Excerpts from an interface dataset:
═══
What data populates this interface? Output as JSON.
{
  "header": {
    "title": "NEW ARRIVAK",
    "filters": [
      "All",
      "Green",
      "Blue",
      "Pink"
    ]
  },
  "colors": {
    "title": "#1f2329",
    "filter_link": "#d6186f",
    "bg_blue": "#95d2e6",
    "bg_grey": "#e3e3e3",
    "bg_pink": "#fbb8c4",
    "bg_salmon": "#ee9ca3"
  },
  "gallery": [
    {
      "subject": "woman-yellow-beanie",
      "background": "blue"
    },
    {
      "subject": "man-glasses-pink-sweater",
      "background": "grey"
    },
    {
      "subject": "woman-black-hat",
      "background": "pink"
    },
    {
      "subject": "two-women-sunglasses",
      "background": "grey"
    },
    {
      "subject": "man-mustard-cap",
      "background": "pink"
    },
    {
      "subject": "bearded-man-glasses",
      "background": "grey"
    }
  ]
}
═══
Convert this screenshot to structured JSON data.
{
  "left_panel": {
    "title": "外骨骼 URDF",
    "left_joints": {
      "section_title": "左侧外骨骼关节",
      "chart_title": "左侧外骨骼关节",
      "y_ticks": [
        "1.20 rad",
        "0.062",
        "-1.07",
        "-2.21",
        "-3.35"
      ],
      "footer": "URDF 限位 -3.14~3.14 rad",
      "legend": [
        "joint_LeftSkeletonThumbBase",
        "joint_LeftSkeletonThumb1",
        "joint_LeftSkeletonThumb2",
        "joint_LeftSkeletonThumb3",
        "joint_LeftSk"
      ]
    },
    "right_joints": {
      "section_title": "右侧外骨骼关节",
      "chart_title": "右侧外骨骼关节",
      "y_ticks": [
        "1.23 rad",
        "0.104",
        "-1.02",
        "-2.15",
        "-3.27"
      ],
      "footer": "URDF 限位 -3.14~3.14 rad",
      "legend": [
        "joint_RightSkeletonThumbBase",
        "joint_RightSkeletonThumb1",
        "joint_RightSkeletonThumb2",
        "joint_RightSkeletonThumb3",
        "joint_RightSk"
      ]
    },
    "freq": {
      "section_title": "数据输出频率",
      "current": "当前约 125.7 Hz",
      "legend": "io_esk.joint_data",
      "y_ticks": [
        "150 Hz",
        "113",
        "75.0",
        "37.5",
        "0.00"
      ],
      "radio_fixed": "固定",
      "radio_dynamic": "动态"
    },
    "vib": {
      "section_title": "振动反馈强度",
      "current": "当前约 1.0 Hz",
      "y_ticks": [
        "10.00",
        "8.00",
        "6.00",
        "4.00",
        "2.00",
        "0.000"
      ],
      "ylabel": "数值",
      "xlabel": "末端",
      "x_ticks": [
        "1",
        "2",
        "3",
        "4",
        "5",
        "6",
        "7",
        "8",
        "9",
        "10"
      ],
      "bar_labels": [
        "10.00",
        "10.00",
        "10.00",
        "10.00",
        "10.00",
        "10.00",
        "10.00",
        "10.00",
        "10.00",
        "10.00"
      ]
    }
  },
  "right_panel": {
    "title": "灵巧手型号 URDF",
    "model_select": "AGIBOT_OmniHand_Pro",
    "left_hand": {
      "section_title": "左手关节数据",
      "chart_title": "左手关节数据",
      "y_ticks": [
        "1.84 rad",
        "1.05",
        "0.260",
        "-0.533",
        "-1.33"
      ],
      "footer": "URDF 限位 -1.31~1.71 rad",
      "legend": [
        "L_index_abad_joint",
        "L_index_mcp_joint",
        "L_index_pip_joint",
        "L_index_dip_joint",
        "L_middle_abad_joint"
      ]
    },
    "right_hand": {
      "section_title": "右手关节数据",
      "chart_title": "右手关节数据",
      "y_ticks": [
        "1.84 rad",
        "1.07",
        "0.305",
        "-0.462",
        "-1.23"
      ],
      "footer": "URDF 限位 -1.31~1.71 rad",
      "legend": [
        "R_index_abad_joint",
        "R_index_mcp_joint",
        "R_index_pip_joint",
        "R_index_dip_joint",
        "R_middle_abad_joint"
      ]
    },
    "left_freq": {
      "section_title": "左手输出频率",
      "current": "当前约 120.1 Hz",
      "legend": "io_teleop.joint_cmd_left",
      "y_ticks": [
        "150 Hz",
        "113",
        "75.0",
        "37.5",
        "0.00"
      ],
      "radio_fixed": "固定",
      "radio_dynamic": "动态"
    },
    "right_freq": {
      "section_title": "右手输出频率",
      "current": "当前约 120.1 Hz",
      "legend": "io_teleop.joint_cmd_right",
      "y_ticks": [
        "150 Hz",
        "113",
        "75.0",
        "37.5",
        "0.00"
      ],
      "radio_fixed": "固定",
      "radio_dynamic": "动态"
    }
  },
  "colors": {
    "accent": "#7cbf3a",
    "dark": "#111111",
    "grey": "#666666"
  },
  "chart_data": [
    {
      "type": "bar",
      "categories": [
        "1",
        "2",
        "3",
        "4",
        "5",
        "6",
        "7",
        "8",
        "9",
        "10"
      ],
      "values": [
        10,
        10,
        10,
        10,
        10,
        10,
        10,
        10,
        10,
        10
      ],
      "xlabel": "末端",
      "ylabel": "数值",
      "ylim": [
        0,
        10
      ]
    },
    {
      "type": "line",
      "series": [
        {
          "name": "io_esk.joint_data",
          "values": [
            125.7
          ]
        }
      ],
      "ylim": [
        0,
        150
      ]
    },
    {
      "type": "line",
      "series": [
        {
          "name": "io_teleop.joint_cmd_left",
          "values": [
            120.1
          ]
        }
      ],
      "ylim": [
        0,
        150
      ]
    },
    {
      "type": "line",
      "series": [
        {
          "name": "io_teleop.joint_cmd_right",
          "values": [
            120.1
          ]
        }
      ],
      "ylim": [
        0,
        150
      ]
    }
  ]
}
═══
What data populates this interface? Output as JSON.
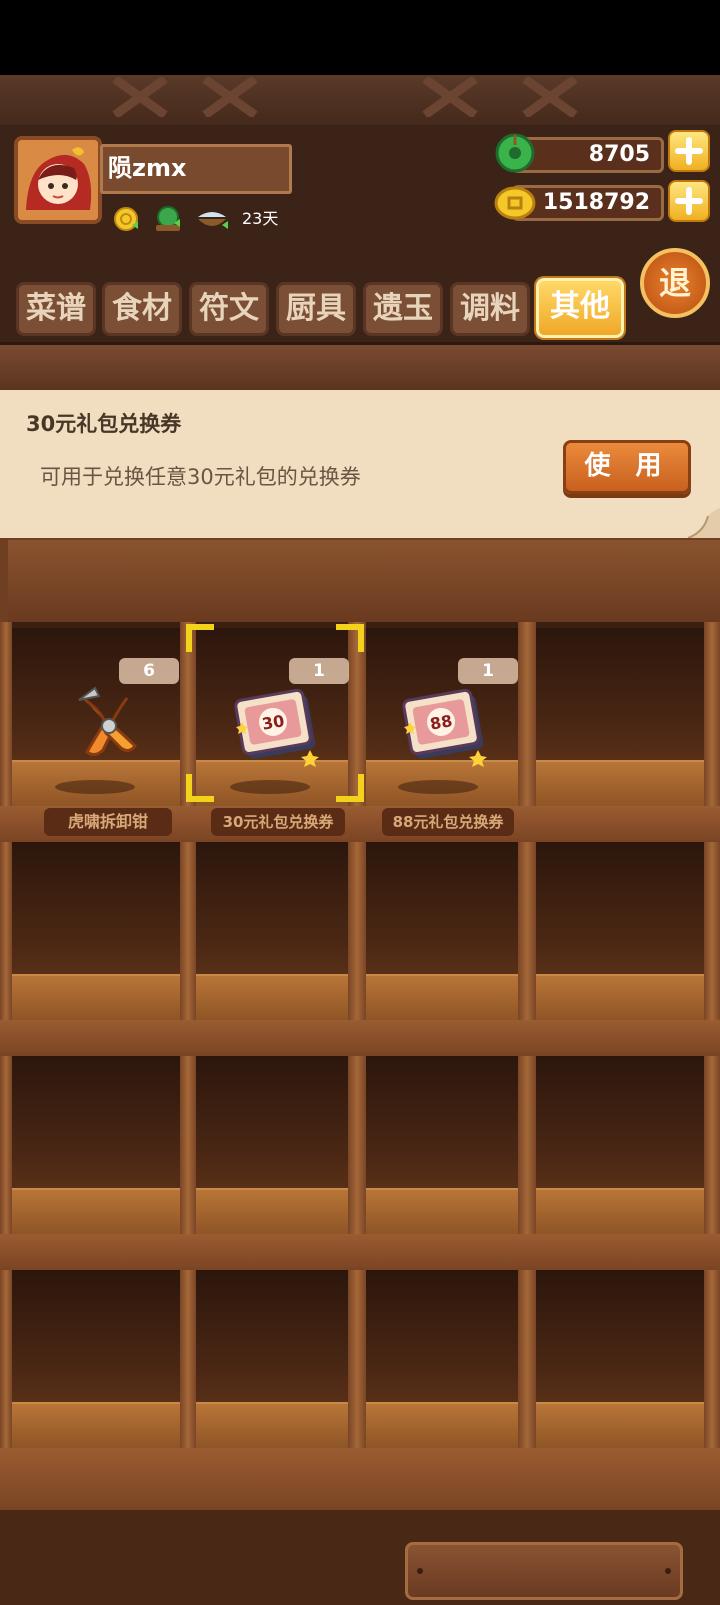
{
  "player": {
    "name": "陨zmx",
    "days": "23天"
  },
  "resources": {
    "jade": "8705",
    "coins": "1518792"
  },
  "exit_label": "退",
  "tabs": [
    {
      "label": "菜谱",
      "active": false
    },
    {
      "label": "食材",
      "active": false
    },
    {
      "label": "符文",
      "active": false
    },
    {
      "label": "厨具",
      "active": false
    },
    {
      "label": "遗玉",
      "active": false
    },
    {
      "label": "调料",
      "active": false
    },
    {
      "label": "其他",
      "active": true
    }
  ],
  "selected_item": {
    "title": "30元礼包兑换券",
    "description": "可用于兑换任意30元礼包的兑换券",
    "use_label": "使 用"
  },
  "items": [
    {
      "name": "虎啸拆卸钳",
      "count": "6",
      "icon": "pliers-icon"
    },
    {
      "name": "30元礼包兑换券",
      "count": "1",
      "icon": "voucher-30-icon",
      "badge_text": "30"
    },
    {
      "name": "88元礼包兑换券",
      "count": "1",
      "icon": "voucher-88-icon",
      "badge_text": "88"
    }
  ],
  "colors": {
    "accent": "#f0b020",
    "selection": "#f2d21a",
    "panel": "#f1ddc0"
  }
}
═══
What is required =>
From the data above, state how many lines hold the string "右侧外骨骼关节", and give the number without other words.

Response to the task =>
2